The Charlotte Post’s Working Wage: Black Labor Advocacy in the South project examines the growing advocacy of African Americans in the region’s workplace. The three-part series includes reporting on why Black people are demanding better pay and treatment on the job through the organization of unions that call for management and corporate accountability.
Our reporting engages activists, historians, lawmakers, and employers to learn how this trend impacts the workplace, business, and a region that has historically relied on free and low-wage labor to power its economy.
In addition, the project details the history of racial marginalization African American workers faced from employers, the white working class, and unions while framing the present drive to rebalance the employer-employee dynamic.
The subject is important in the African American community due to wage inequality that leaves Black people especially at risk of a lifetime of poverty without hope of economic mobility. Because of fewer options to advance, families—especially working parents—can’t access necessities such as child care and health care insurance that are routine to middle- and upper-class workers.

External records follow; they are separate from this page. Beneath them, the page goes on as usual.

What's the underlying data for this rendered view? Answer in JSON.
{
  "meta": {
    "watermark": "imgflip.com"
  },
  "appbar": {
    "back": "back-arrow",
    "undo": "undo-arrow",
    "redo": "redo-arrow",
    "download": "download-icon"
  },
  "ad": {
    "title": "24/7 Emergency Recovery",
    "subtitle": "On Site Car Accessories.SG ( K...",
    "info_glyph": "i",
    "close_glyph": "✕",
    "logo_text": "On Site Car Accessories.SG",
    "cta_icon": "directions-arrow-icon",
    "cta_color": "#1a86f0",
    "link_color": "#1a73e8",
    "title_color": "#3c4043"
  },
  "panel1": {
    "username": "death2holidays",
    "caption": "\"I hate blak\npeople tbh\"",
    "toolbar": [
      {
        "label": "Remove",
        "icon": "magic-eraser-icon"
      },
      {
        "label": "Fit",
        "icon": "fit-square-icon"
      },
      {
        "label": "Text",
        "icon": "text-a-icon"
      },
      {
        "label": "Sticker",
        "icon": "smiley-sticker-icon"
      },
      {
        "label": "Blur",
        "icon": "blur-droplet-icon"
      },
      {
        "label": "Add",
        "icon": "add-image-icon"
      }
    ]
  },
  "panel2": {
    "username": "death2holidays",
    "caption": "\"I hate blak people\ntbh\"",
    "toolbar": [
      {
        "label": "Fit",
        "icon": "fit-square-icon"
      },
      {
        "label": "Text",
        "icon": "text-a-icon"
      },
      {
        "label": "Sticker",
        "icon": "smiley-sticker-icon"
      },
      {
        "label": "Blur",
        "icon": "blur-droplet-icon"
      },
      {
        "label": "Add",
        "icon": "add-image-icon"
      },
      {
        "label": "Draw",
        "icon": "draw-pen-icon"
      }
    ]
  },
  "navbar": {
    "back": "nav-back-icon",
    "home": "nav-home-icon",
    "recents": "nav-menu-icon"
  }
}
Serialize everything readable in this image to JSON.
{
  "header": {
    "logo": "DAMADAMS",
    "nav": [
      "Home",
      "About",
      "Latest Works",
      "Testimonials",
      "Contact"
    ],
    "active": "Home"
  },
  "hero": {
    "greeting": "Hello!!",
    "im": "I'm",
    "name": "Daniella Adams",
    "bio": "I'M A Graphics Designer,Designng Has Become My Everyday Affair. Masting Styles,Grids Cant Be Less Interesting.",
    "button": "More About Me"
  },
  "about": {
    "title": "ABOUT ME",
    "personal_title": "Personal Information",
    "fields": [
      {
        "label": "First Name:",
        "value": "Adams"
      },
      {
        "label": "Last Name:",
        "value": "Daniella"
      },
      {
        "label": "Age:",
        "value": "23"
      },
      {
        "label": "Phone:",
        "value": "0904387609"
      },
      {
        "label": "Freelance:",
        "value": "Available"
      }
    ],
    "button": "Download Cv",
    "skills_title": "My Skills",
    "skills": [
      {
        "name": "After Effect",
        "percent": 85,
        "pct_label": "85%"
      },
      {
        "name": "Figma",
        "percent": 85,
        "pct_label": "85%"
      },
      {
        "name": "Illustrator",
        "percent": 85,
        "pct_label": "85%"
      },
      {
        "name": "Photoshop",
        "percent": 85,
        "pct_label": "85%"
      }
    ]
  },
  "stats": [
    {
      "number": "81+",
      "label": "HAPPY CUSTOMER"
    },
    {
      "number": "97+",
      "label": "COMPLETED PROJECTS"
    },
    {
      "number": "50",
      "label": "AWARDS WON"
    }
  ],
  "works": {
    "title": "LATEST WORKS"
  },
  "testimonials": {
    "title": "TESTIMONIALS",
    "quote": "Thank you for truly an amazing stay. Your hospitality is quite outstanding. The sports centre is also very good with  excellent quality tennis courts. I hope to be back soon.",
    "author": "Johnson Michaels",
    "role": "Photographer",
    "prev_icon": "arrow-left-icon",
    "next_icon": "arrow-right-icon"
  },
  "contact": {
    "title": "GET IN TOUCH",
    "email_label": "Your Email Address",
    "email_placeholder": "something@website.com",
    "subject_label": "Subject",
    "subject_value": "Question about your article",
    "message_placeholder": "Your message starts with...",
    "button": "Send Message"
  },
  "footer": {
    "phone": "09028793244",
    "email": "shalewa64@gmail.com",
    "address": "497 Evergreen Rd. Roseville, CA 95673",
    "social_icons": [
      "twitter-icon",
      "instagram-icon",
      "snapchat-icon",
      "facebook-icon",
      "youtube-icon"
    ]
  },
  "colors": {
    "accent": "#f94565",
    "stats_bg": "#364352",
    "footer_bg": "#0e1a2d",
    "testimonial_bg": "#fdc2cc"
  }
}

In addition to serial reporting for our print edition and website, we leverage social media, podcast production, and newsletters to generate awareness of the series and engage audiences.